The pockets are external and are gusseted/bellowed to make them 3D, that meas you can pack them and they don’t overly affect the way the jacket sits. Modern closer cut jackets have waterproof zips and internal pocket bags, packing the pockets affects the way the jacket sits, sometimes raising the hem up. I’ve been A/B-ing this to test the theory, I’m not making it up.
The untaped external seams let water bleed out too, you can stash wet gear in these pockets. Aye.
The fabric is great, the lightweight ripstop was way better than the Taslan I was so used to. Softer, more packable as I started to carry ever smaller rucksacks and I think it breathed better, but maybe not. I could just have been justifying my purchase to myself.
All in all: yes please.
The matching pants tell us that softshell legs were still in the future. These big fellas were to be worn over fleece or powerstretch and at that they excelled.
Braces for stability and being able to have a looser waist, full length zips for quick on/off and internal gaiters for fastening over the big boots that used to give me blisters every time I went out.
They’re nearly the same weight as the jacket and they only went out on days I knew I’d be wearing them, I used to carry cheapos from Millets otherwise until I got the phantoms.
I loved them though, the same tangible level of protection that I got from the jacket made these feel like a fortress. On the worst days, these did make a difference and if I was going back to powerstretch leggings, these would be getting packed in winter once again.
I know nothing is perfect, but I like more features on the Summit Jacket than I do on a current equivalent.
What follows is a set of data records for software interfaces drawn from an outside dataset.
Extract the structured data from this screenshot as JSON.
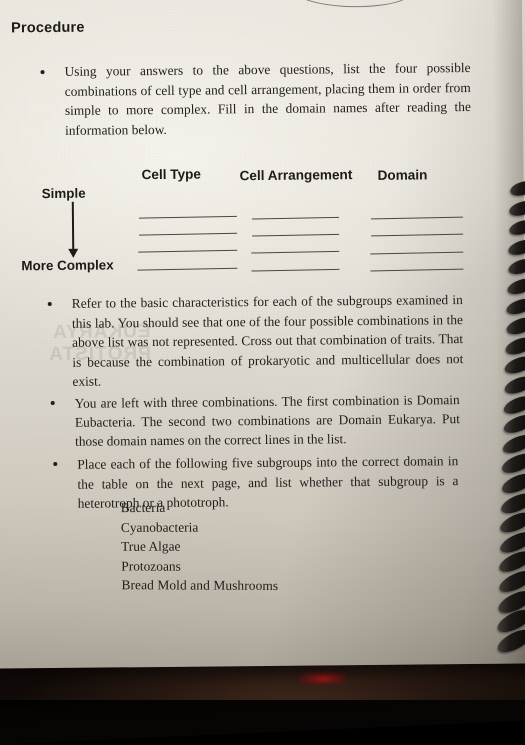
{
  "document": {
    "section_heading": "Procedure",
    "media": "photograph of a spiral-bound lab manual page"
  },
  "instructions": [
    {
      "id": "bullet-1",
      "text": "Using your answers to the above questions, list the four possible combinations of cell type and cell arrangement, placing them in order from simple to more complex. Fill in the domain names after reading the information below."
    },
    {
      "id": "bullet-2",
      "text": "Refer to the basic characteristics for each of the subgroups examined in this lab. You should see that one of the four possible combinations in the above list was not represented. Cross out that combination of traits. That is because the combination of prokaryotic and multicellular does not exist."
    },
    {
      "id": "bullet-3",
      "text": "You are left with three combinations. The first combination is Domain Eubacteria. The second two combinations are Domain Eukarya. Put those domain names on the correct lines in the list."
    },
    {
      "id": "bullet-4",
      "text": "Place each of the following five subgroups into the correct domain in the table on the next page, and list whether that subgroup is a heterotroph or a phototroph."
    }
  ],
  "answer_table": {
    "columns": [
      "Cell Type",
      "Cell Arrangement",
      "Domain"
    ],
    "rows_count": 4,
    "row_values": [
      [
        "",
        "",
        ""
      ],
      [
        "",
        "",
        ""
      ],
      [
        "",
        "",
        ""
      ],
      [
        "",
        "",
        ""
      ]
    ],
    "axis_label_top": "Simple",
    "axis_label_bottom": "More Complex",
    "axis_direction_icon": "down-arrow-icon"
  },
  "subgroups": [
    "Bacteria",
    "Cyanobacteria",
    "True Algae",
    "Protozoans",
    "Bread Mold and Mushrooms"
  ],
  "ghost_text": {
    "line_1": "EUKARYA",
    "line_2": "PROTISTA"
  },
  "colors": {
    "paper": "#e5e1d8",
    "paper_shadow": "#a9a297",
    "ink": "#201e1b",
    "rule_line": "#4a463f",
    "spiral": "#1d1a18",
    "backdrop": "#100b08",
    "accent_red": "#af1916"
  }
}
It feels ergonomic despite its straight lines and boxiness, it feels utilitarian and accessible and it feels protective.
The only things that feel like they were put there to catch the eye of someone looking for a bit of style on their mountain are the strong colours and the branding.
Its definitely not a traditional Karrimor look, but I really like it and the performance of golden era Karrimor is in there.
Can it be that fabric performance has progressed and design is just going around in circles in a cul-de-sac? Did those two elements pass each other on the way to the present day and not stop to talk?
Well no, but still.
Dammit man, those old pockets.